- TASK DESCRIPTION
Would you restate the entries below exactly, keeping every line?

- DATASET EXTRACT
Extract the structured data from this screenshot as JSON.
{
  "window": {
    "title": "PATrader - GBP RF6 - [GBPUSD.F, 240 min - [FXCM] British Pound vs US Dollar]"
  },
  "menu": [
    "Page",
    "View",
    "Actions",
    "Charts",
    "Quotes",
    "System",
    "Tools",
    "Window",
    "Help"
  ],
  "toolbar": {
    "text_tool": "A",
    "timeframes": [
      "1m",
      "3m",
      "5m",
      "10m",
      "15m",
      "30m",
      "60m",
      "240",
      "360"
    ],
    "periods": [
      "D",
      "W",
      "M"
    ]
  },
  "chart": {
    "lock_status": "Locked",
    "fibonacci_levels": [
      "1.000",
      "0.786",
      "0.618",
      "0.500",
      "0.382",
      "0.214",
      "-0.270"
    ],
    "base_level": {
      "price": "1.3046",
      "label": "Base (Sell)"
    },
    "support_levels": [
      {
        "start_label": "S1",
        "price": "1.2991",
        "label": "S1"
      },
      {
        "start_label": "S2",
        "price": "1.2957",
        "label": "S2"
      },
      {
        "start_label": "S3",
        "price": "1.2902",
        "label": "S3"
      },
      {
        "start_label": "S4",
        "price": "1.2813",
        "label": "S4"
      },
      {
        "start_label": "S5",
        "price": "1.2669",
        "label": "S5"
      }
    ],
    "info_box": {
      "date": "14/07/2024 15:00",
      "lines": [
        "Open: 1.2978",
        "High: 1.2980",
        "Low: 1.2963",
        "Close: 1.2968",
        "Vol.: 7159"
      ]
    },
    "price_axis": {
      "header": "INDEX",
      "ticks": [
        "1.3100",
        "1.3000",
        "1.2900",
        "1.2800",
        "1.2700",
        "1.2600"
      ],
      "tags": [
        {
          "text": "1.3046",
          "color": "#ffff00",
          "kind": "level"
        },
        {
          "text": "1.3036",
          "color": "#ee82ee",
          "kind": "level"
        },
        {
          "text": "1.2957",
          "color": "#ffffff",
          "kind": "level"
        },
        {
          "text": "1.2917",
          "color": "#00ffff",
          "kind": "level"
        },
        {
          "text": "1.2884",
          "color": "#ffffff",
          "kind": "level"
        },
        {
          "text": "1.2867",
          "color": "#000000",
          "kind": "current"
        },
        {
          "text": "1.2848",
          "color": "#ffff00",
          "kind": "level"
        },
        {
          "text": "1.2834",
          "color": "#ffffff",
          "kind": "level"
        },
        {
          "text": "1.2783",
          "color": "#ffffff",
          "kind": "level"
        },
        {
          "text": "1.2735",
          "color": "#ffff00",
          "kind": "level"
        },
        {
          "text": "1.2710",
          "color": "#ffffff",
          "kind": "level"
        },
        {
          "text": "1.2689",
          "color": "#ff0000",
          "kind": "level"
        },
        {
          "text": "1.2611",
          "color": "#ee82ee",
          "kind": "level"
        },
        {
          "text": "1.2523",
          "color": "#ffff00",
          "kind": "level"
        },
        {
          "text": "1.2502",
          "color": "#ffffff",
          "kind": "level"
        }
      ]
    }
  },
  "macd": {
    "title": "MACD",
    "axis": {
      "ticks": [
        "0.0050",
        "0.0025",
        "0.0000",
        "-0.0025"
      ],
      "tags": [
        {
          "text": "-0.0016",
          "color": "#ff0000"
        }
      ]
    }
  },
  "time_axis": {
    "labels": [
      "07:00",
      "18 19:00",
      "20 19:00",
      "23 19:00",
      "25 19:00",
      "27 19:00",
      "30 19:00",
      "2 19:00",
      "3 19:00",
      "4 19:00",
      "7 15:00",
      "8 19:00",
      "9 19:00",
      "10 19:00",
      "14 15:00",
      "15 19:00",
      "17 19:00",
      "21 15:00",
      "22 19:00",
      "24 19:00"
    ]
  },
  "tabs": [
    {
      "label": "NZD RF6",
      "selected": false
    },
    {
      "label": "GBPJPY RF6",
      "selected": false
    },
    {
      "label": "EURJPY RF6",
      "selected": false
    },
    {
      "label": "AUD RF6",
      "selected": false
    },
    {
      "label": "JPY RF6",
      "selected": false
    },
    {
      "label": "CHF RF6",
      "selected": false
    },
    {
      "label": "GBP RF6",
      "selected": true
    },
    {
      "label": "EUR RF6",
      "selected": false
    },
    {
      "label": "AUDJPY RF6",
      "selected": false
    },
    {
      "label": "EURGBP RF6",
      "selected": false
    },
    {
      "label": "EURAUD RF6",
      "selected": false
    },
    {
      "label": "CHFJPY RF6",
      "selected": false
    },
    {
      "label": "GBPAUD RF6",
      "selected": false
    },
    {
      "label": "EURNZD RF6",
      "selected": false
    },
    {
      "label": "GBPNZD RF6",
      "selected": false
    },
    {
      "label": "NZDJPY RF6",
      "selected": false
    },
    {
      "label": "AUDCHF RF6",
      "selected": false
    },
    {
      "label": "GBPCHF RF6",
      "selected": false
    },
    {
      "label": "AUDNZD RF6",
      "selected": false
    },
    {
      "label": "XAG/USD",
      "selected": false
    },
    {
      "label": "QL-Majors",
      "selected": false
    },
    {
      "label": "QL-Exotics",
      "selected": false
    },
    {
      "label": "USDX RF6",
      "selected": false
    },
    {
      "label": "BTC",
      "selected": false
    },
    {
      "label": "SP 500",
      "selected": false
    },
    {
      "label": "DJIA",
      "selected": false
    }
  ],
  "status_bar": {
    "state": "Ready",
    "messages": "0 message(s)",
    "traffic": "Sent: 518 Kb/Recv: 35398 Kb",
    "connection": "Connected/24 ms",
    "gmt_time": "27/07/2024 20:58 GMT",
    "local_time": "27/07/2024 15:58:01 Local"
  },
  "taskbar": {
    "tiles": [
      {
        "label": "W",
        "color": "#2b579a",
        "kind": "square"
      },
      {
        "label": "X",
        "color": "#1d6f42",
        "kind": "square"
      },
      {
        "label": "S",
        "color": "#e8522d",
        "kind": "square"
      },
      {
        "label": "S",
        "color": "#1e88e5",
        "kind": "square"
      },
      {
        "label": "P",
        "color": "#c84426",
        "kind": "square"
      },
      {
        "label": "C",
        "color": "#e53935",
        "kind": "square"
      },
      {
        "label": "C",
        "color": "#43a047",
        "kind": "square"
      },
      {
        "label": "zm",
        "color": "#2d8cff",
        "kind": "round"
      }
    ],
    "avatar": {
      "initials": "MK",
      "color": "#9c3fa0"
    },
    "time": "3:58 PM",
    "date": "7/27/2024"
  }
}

- THE COMPLETED TASK
Extract the structured data from this screenshot as JSON.
{
  "window": {
    "title": "PATrader - GBP RF6 - [GBPUSD.F, 240 min - [FXCM] British Pound vs US Dollar]"
  },
  "menu": [
    "Page",
    "View",
    "Actions",
    "Charts",
    "Quotes",
    "System",
    "Tools",
    "Window",
    "Help"
  ],
  "toolbar": {
    "text_tool": "A",
    "timeframes": [
      "1m",
      "3m",
      "5m",
      "10m",
      "15m",
      "30m",
      "60m",
      "240",
      "360"
    ],
    "periods": [
      "D",
      "W",
      "M"
    ]
  },
  "chart": {
    "lock_status": "Locked",
    "fibonacci_levels": [
      "1.000",
      "0.786",
      "0.618",
      "0.500",
      "0.382",
      "0.214",
      "-0.270"
    ],
    "base_level": {
      "price": "1.3046",
      "label": "Base (Sell)"
    },
    "support_levels": [
      {
        "start_label": "S1",
        "price": "1.2991",
        "label": "S1"
      },
      {
        "start_label": "S2",
        "price": "1.2957",
        "label": "S2"
      },
      {
        "start_label": "S3",
        "price": "1.2902",
        "label": "S3"
      },
      {
        "start_label": "S4",
        "price": "1.2813",
        "label": "S4"
      },
      {
        "start_label": "S5",
        "price": "1.2669",
        "label": "S5"
      }
    ],
    "info_box": {
      "date": "14/07/2024 15:00",
      "lines": [
        "Open: 1.2978",
        "High: 1.2980",
        "Low: 1.2963",
        "Close: 1.2968",
        "Vol.: 7159"
      ]
    },
    "price_axis": {
      "header": "INDEX",
      "ticks": [
        "1.3100",
        "1.3000",
        "1.2900",
        "1.2800",
        "1.2700",
        "1.2600"
      ],
      "tags": [
        {
          "text": "1.3046",
          "color": "#ffff00",
          "kind": "level"
        },
        {
          "text": "1.3036",
          "color": "#ee82ee",
          "kind": "level"
        },
        {
          "text": "1.2957",
          "color": "#ffffff",
          "kind": "level"
        },
        {
          "text": "1.2917",
          "color": "#00ffff",
          "kind": "level"
        },
        {
          "text": "1.2884",
          "color": "#ffffff",
          "kind": "level"
        },
        {
          "text": "1.2867",
          "color": "#000000",
          "kind": "current"
        },
        {
          "text": "1.2848",
          "color": "#ffff00",
          "kind": "level"
        },
        {
          "text": "1.2834",
          "color": "#ffffff",
          "kind": "level"
        },
        {
          "text": "1.2783",
          "color": "#ffffff",
          "kind": "level"
        },
        {
          "text": "1.2735",
          "color": "#ffff00",
          "kind": "level"
        },
        {
          "text": "1.2710",
          "color": "#ffffff",
          "kind": "level"
        },
        {
          "text": "1.2689",
          "color": "#ff0000",
          "kind": "level"
        },
        {
          "text": "1.2611",
          "color": "#ee82ee",
          "kind": "level"
        },
        {
          "text": "1.2523",
          "color": "#ffff00",
          "kind": "level"
        },
        {
          "text": "1.2502",
          "color": "#ffffff",
          "kind": "level"
        }
      ]
    }
  },
  "macd": {
    "title": "MACD",
    "axis": {
      "ticks": [
        "0.0050",
        "0.0025",
        "0.0000",
        "-0.0025"
      ],
      "tags": [
        {
          "text": "-0.0016",
          "color": "#ff0000"
        }
      ]
    }
  },
  "time_axis": {
    "labels": [
      "07:00",
      "18 19:00",
      "20 19:00",
      "23 19:00",
      "25 19:00",
      "27 19:00",
      "30 19:00",
      "2 19:00",
      "3 19:00",
      "4 19:00",
      "7 15:00",
      "8 19:00",
      "9 19:00",
      "10 19:00",
      "14 15:00",
      "15 19:00",
      "17 19:00",
      "21 15:00",
      "22 19:00",
      "24 19:00"
    ]
  },
  "tabs": [
    {
      "label": "NZD RF6",
      "selected": false
    },
    {
      "label": "GBPJPY RF6",
      "selected": false
    },
    {
      "label": "EURJPY RF6",
      "selected": false
    },
    {
      "label": "AUD RF6",
      "selected": false
    },
    {
      "label": "JPY RF6",
      "selected": false
    },
    {
      "label": "CHF RF6",
      "selected": false
    },
    {
      "label": "GBP RF6",
      "selected": true
    },
    {
      "label": "EUR RF6",
      "selected": false
    },
    {
      "label": "AUDJPY RF6",
      "selected": false
    },
    {
      "label": "EURGBP RF6",
      "selected": false
    },
    {
      "label": "EURAUD RF6",
      "selected": false
    },
    {
      "label": "CHFJPY RF6",
      "selected": false
    },
    {
      "label": "GBPAUD RF6",
      "selected": false
    },
    {
      "label": "EURNZD RF6",
      "selected": false
    },
    {
      "label": "GBPNZD RF6",
      "selected": false
    },
    {
      "label": "NZDJPY RF6",
      "selected": false
    },
    {
      "label": "AUDCHF RF6",
      "selected": false
    },
    {
      "label": "GBPCHF RF6",
      "selected": false
    },
    {
      "label": "AUDNZD RF6",
      "selected": false
    },
    {
      "label": "XAG/USD",
      "selected": false
    },
    {
      "label": "QL-Majors",
      "selected": false
    },
    {
      "label": "QL-Exotics",
      "selected": false
    },
    {
      "label": "USDX RF6",
      "selected": false
    },
    {
      "label": "BTC",
      "selected": false
    },
    {
      "label": "SP 500",
      "selected": false
    },
    {
      "label": "DJIA",
      "selected": false
    }
  ],
  "status_bar": {
    "state": "Ready",
    "messages": "0 message(s)",
    "traffic": "Sent: 518 Kb/Recv: 35398 Kb",
    "connection": "Connected/24 ms",
    "gmt_time": "27/07/2024 20:58 GMT",
    "local_time": "27/07/2024 15:58:01 Local"
  },
  "taskbar": {
    "tiles": [
      {
        "label": "W",
        "color": "#2b579a",
        "kind": "square"
      },
      {
        "label": "X",
        "color": "#1d6f42",
        "kind": "square"
      },
      {
        "label": "S",
        "color": "#e8522d",
        "kind": "square"
      },
      {
        "label": "S",
        "color": "#1e88e5",
        "kind": "square"
      },
      {
        "label": "P",
        "color": "#c84426",
        "kind": "square"
      },
      {
        "label": "C",
        "color": "#e53935",
        "kind": "square"
      },
      {
        "label": "C",
        "color": "#43a047",
        "kind": "square"
      },
      {
        "label": "zm",
        "color": "#2d8cff",
        "kind": "round"
      }
    ],
    "avatar": {
      "initials": "MK",
      "color": "#9c3fa0"
    },
    "time": "3:58 PM",
    "date": "7/27/2024"
  }
}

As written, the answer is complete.